But entrepreneurial success had changed Raju. He had an insatiable greed to own land – it is said that he owned property in 63 countries. Raju had siphoned off funds from Satyam to buy more and more land, and when land values slumped, he had a serious problem on his hands. His incredibly lavish lifestyle was also brought to light, as it was revealed that his collection of luxurious goods included 321 pairs of shoes, 310 belts, 13 cars including Mercedes and BMW, and even a priceless telescope that was installed in his personal residence.

According to investigators, Raju began cooking the books from 2001 and artificially increasing the share price after he saw a Satyam subsidiary trading at twice its value on the NASDAQ exchange. Realizing that this was a means to access huge amounts of money, Raju claimed in 2006 that Satyam had crossed the $1 billion mark in revenues. In the meantime, he reduced the promoters’ share in Satyam from 80% in 2001 to nearly 0% in 2008. By the time the scandal broke out, the unsuspecting investors had suffered massive losses.

The only good that came out of the scam came about when the government asked the Institute of Chartered Accountants and the Institute of Secretaries to launch a probe into the role of auditors and company secretaries in the matter. Ultimately, 2 partners from auditing firms as well as independent directors were found guilty, shedding a light on the systemic issues in corporate governance. As a result, the Companies Act was amended to ensure that such scandals do not occur again.

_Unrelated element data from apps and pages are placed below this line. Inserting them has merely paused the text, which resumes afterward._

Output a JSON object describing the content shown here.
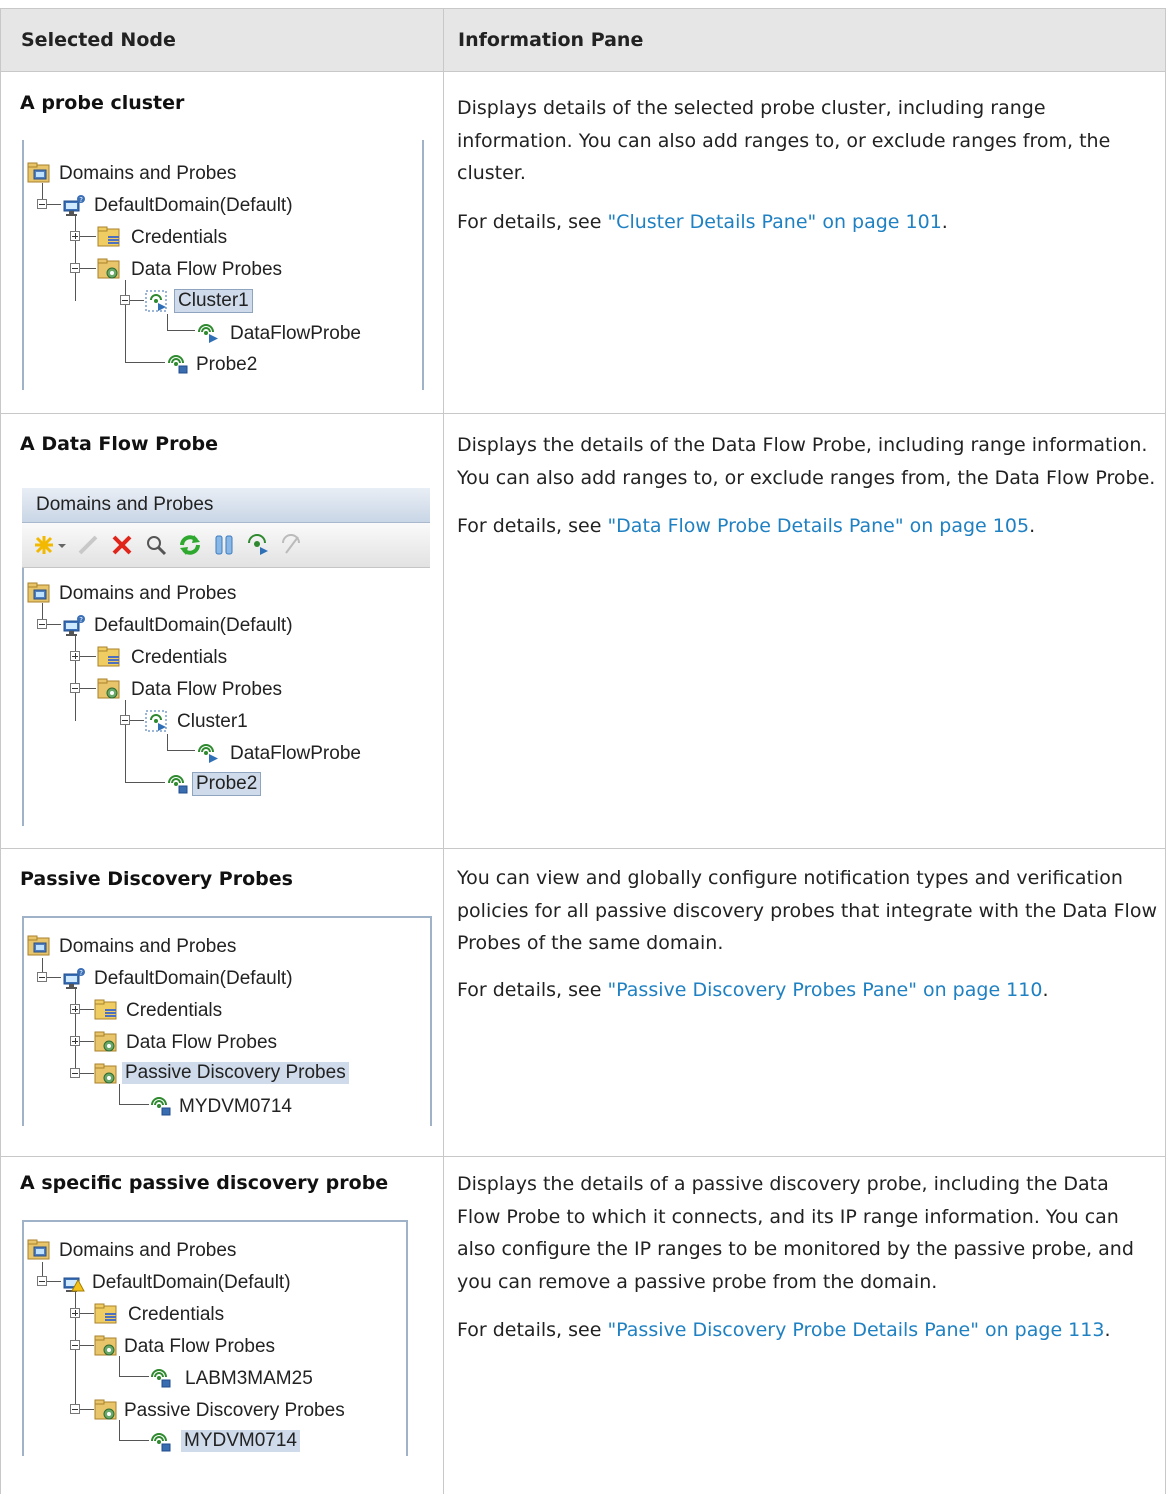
{
  "header": {
    "col1": "Selected Node",
    "col2": "Information Pane"
  },
  "rows": [
    {
      "title": "A probe cluster",
      "description": "Displays details of the selected probe cluster, including range information. You can also add ranges to, or exclude ranges from, the cluster.",
      "details_prefix": "For details, see ",
      "details_link": "\"Cluster Details Pane\" on page 101",
      "details_suffix": ".",
      "tree": [
        "Domains and Probes",
        "DefaultDomain(Default)",
        "Credentials",
        "Data Flow Probes",
        "Cluster1",
        "DataFlowProbe",
        "Probe2"
      ]
    },
    {
      "title": "A Data Flow Probe",
      "description": "Displays the details of the Data Flow Probe, including range information. You can also add ranges to, or exclude ranges from, the Data Flow Probe.",
      "details_prefix": "For details, see ",
      "details_link": "\"Data Flow Probe Details Pane\" on page 105",
      "details_suffix": ".",
      "panel_title": "Domains and Probes",
      "tree": [
        "Domains and Probes",
        "DefaultDomain(Default)",
        "Credentials",
        "Data Flow Probes",
        "Cluster1",
        "DataFlowProbe",
        "Probe2"
      ]
    },
    {
      "title": "Passive Discovery Probes",
      "description": "You can view and globally configure notification types and verification policies for all passive discovery probes that integrate with the Data Flow Probes of the same domain.",
      "details_prefix": "For details, see ",
      "details_link": "\"Passive Discovery Probes Pane\" on page 110",
      "details_suffix": ".",
      "tree": [
        "Domains and Probes",
        "DefaultDomain(Default)",
        "Credentials",
        "Data Flow Probes",
        "Passive Discovery Probes",
        "MYDVM0714"
      ]
    },
    {
      "title": "A specific passive discovery probe",
      "description": "Displays the details of a passive discovery probe, including the Data Flow Probe to which it connects, and its IP range information. You can also configure the IP ranges to be monitored by the passive probe, and you can remove a passive probe from the domain.",
      "details_prefix": "For details, see ",
      "details_link": "\"Passive Discovery Probe Details Pane\" on page 113",
      "details_suffix": ".",
      "tree": [
        "Domains and Probes",
        "DefaultDomain(Default)",
        "Credentials",
        "Data Flow Probes",
        "LABM3MAM25",
        "Passive Discovery Probes",
        "MYDVM0714"
      ]
    }
  ],
  "icons": [
    "domains-folder-icon",
    "domain-computer-icon",
    "credentials-folder-icon",
    "probes-folder-icon",
    "cluster-icon",
    "probe-icon",
    "new-icon",
    "edit-icon",
    "delete-icon",
    "find-icon",
    "refresh-icon",
    "pause-icon",
    "probe-action-icon",
    "probe-disabled-icon"
  ]
}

This sad story of how a successful entrepreneur can climb to great heights only to fall into the trap of gross negligence and greed serves as a reminder to all of us of the dangers of unbridled corporate power. It is also yet another reminder of the importance of establishing and enforcing good corporate governance in your company to ensure the well-being of all its employees as well as its surrounding community.